What exactly is the Royal Society for the Encouragement of Arts, Manufactures and Commerce?
If you're a Fellow or a friend of the RSA, you’ll have a pretty good idea of what it does, at least today. But few people have even heard of the organisation, and even fewer know what it does - even though its influence has probably touched their lives in some way.
More than just art
Many assume, from the way its name is sometimes abbreviated to the Royal Society of Arts, that it is all about art. And it has certainly done a lot to promote art, from holding the country’s first dedicated exhibition of contemporary art in 1760 to promoting the fusion of fine art with mass-manufacturing in the 1930s. But it has also done much, much more than that.
In fact, the Society is by its very nature difficult to define. There is no other organisation quite like it, and nor has there ever been. It is in a category of its own.
For almost three hundred years, the Society has essentially been Britain’s voluntary, subscription-funded, national improvement agency. It has tried to change an entire nation, in every way imaginable. From art, music, employment and education, to food, the environment, the economy, and even Britain’s morals and culture. If anything can be improved, the Society has almost certainly tried.
Hundreds of years of history
In its first hundred years, the Society funded inventions that would not otherwise have been profitable, encouraged the opening of new trades with Britain’s colonies, encouraged the landed aristocracy to plant over sixty million trees, and tried to abolish the use of children in cleaning chimneys. Yet as the world changes, so must the methods of improving it.
In the mid-nineteenth century, when the Society’s prize system no longer seemed to be working effectively, it became a platform for utilitarian reformers trying to create rational systems in everything, from education and the postal service, to musical pitch and toilets. It adopted the use of exhibitions - most famously the Great Exhibition of 1851 - to promote inventions and good design to consumers, and to give an opportunity for manufacturers to learn from one another. And it became a focal point for social movements, from the push for workers’ self-education in the 1850s, to the preservation of medieval cottages in the 1920s, to the origins of the environmentalist movement in the 1960s.
A desire to benefit the public, a need to reinvent itself
Yet despite its wildly disparate projects, a common thread hangs through its whole history: a desire to benefit the public. The Society has been so unique, with such wildly disparate projects, because in order to stay useful it has had to constantly reinvent itself.
Having given birth to hundreds of other institutions and projects, when they show some success it usually gives them independence and moves on - take the blue plaques that dot Britain’s buildings, or the temporary sculptures displayed on Trafalgar Square’s fourth plinth.
As one of the Society’s leaders once put it:
“having blazed a needed trail it hands the axe to others to carry on while it looks for another trail and another axe.”

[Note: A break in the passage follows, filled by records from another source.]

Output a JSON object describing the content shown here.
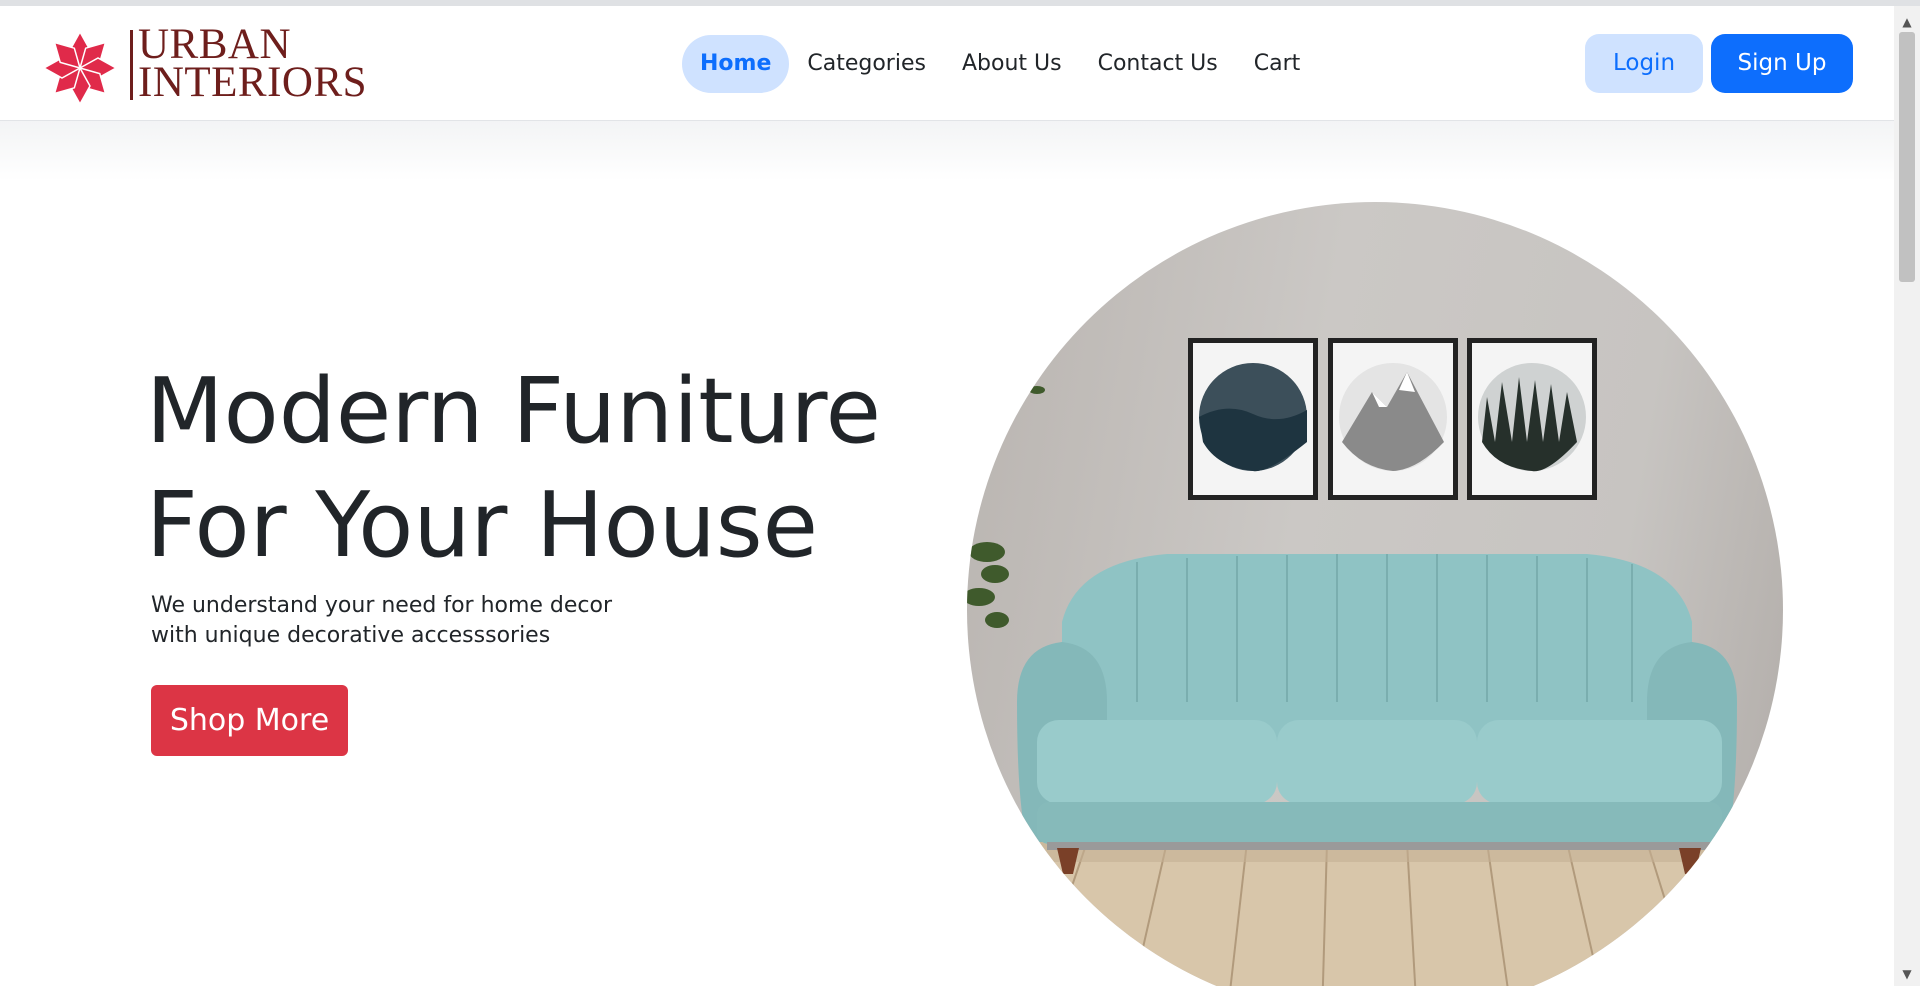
{
  "navbar": {
    "brand": {
      "line1": "URBAN",
      "line2": "INTERIORS",
      "logo_icon": "flower-logo-icon",
      "logo_color": "#e02a4a",
      "text_color": "#6e1e1c"
    },
    "links": [
      {
        "label": "Home",
        "active": true
      },
      {
        "label": "Categories",
        "active": false
      },
      {
        "label": "About Us",
        "active": false
      },
      {
        "label": "Contact Us",
        "active": false
      },
      {
        "label": "Cart",
        "active": false
      }
    ],
    "login_label": "Login",
    "signup_label": "Sign Up"
  },
  "hero": {
    "title_line1": "Modern Funiture",
    "title_line2": "For Your House",
    "subtitle_line1": "We understand your need for home decor",
    "subtitle_line2": "with unique decorative accesssories",
    "cta_label": "Shop More",
    "image": "living-room-sofa-image"
  },
  "colors": {
    "primary": "#0d6efd",
    "primary_light": "#cfe2ff",
    "danger": "#dc3545",
    "text": "#212529",
    "sofa": "#8fc3c4"
  },
  "icons": {
    "scroll_up": "▲",
    "scroll_down": "▼"
  }
}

But pushing new ideas, forging new ground and new alliances, is easier said than done, which is why the Society’s history, its successes and failures, are so worth investigating. It is, after all, still going strong.
Its membership is increasingly global, and as the world continues to change around it, so it adapts to meet new challenges and crises. It continues to seek new opportunities to advance the public good. Its endeavours - past and present - have lessons for all would-be reformers today.
Dr Anton Howes is the RSA’s historian-in-residence.
His book on the Society’s history, Arts and Minds: How the Royal Society of Arts Changed a Nation can be found in all good bookstores.
The hardback is available from the publishers, Princeton University Press, at a 25% discount and free shipping when using the code AAM20.